### What needs to be done
Read the data line by line and say how many lines contain the string "VULCAN", giving the number alone.

::::

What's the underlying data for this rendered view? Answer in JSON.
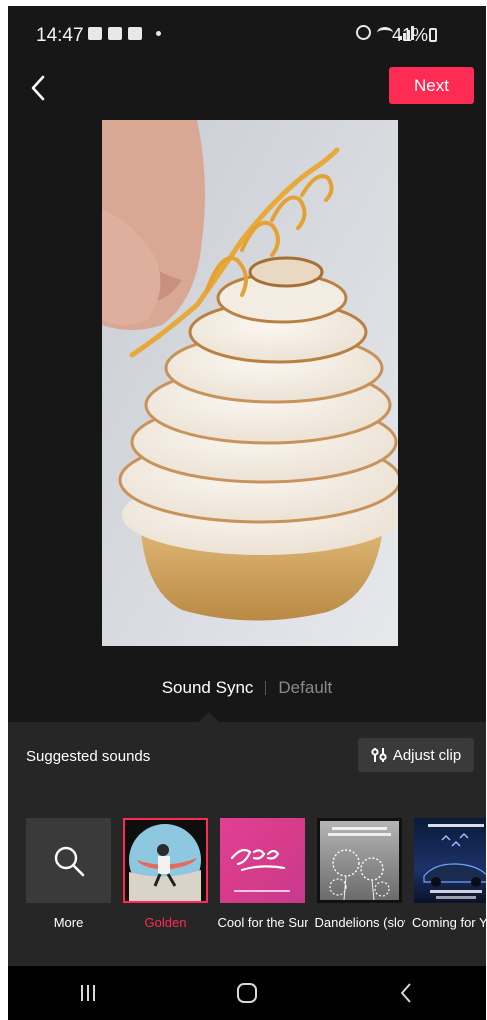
{
  "status_bar": {
    "time": "14:47",
    "battery": "41%"
  },
  "top_bar": {
    "next_label": "Next"
  },
  "mode_tabs": {
    "active": "Sound Sync",
    "inactive": "Default"
  },
  "sounds_panel": {
    "title": "Suggested sounds",
    "adjust_clip_label": "Adjust clip",
    "items": [
      {
        "label": "More",
        "selected": false,
        "icon": "search-icon"
      },
      {
        "label": "Golden",
        "selected": true
      },
      {
        "label": "Cool for the Summer",
        "selected": false
      },
      {
        "label": "Dandelions (slowed + reverb)",
        "selected": false
      },
      {
        "label": "Coming for You",
        "selected": false
      }
    ]
  },
  "colors": {
    "accent": "#fe2c55",
    "background": "#171717",
    "sheet": "#262626"
  }
}
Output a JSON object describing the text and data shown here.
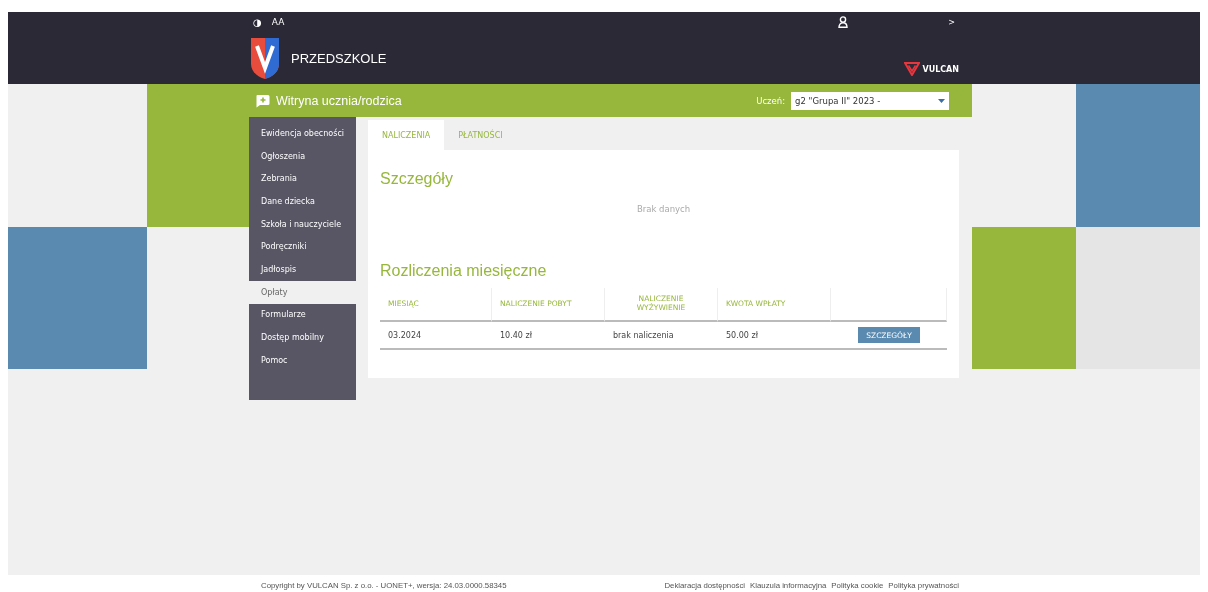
{
  "toolbar": {
    "contrast_label": "◑",
    "font_size_label": "AA",
    "user_arrow": ">"
  },
  "header": {
    "app_name": "PRZEDSZKOLE",
    "brand": "VULCAN"
  },
  "section_bar": {
    "title": "Witryna ucznia/rodzica",
    "student_label": "Uczeń:",
    "student_value": "g2 \"Grupa II\" 2023 -"
  },
  "sidebar": {
    "items": [
      {
        "label": "Ewidencja obecności",
        "selected": false
      },
      {
        "label": "Ogłoszenia",
        "selected": false
      },
      {
        "label": "Zebrania",
        "selected": false
      },
      {
        "label": "Dane dziecka",
        "selected": false
      },
      {
        "label": "Szkoła i nauczyciele",
        "selected": false
      },
      {
        "label": "Podręczniki",
        "selected": false
      },
      {
        "label": "Jadłospis",
        "selected": false
      },
      {
        "label": "Opłaty",
        "selected": true
      },
      {
        "label": "Formularze",
        "selected": false
      },
      {
        "label": "Dostęp mobilny",
        "selected": false
      },
      {
        "label": "Pomoc",
        "selected": false
      }
    ]
  },
  "tabs": [
    {
      "label": "NALICZENIA",
      "selected": true
    },
    {
      "label": "PŁATNOŚCI",
      "selected": false
    }
  ],
  "details": {
    "title": "Szczegóły",
    "empty_text": "Brak danych"
  },
  "monthly": {
    "title": "Rozliczenia miesięczne",
    "columns": [
      "MIESIĄC",
      "NALICZENIE POBYT",
      "NALICZENIE WYŻYWIENIE",
      "KWOTA WPŁATY"
    ],
    "rows": [
      {
        "cells": [
          "03.2024",
          "10.40 zł",
          "brak naliczenia",
          "50.00 zł"
        ],
        "action": "SZCZEGÓŁY"
      }
    ]
  },
  "footer": {
    "copyright": "Copyright by VULCAN Sp. z o.o. - UONET+, wersja: 24.03.0000.58345",
    "links": [
      "Deklaracja dostępności",
      "Klauzula informacyjna",
      "Polityka cookie",
      "Polityka prywatności"
    ]
  }
}
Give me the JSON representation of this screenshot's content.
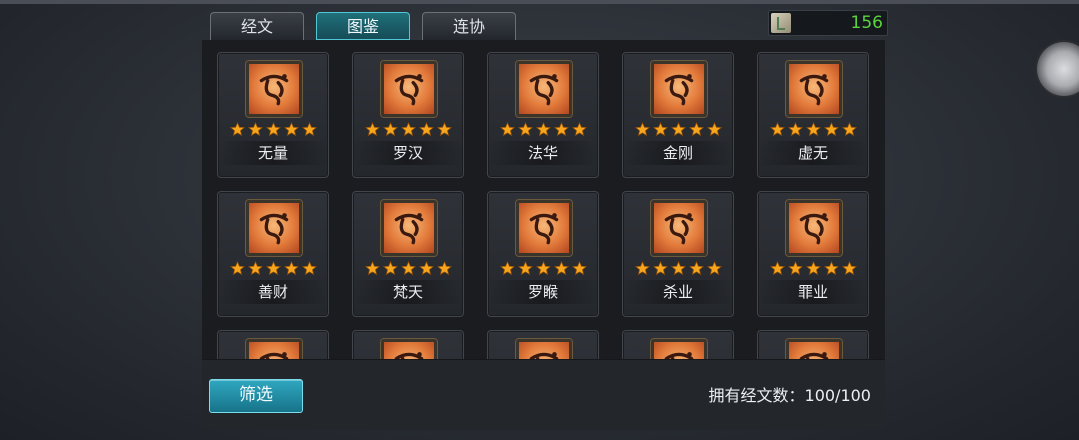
{
  "tabs": [
    {
      "label": "经文",
      "active": false
    },
    {
      "label": "图鉴",
      "active": true
    },
    {
      "label": "连协",
      "active": false
    }
  ],
  "currency": {
    "icon": "scroll-icon",
    "value": "156",
    "value_color": "#5bd33f"
  },
  "cards": [
    {
      "name": "无量",
      "stars": 5,
      "glyph": "sanskrit-seal-icon"
    },
    {
      "name": "罗汉",
      "stars": 5,
      "glyph": "sanskrit-seal-icon"
    },
    {
      "name": "法华",
      "stars": 5,
      "glyph": "sanskrit-seal-icon"
    },
    {
      "name": "金刚",
      "stars": 5,
      "glyph": "sanskrit-seal-icon"
    },
    {
      "name": "虚无",
      "stars": 5,
      "glyph": "sanskrit-seal-icon"
    },
    {
      "name": "善财",
      "stars": 5,
      "glyph": "sanskrit-seal-icon"
    },
    {
      "name": "梵天",
      "stars": 5,
      "glyph": "sanskrit-seal-icon"
    },
    {
      "name": "罗睺",
      "stars": 5,
      "glyph": "sanskrit-seal-icon"
    },
    {
      "name": "杀业",
      "stars": 5,
      "glyph": "sanskrit-seal-icon"
    },
    {
      "name": "罪业",
      "stars": 5,
      "glyph": "sanskrit-seal-icon"
    }
  ],
  "footer": {
    "filter_label": "筛选",
    "owned_text": "拥有经文数：100/100"
  },
  "colors": {
    "accent": "#2fa8c0",
    "star": "#f6a51c",
    "seal": "#e27a3b"
  }
}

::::

### Answer for this exercise
2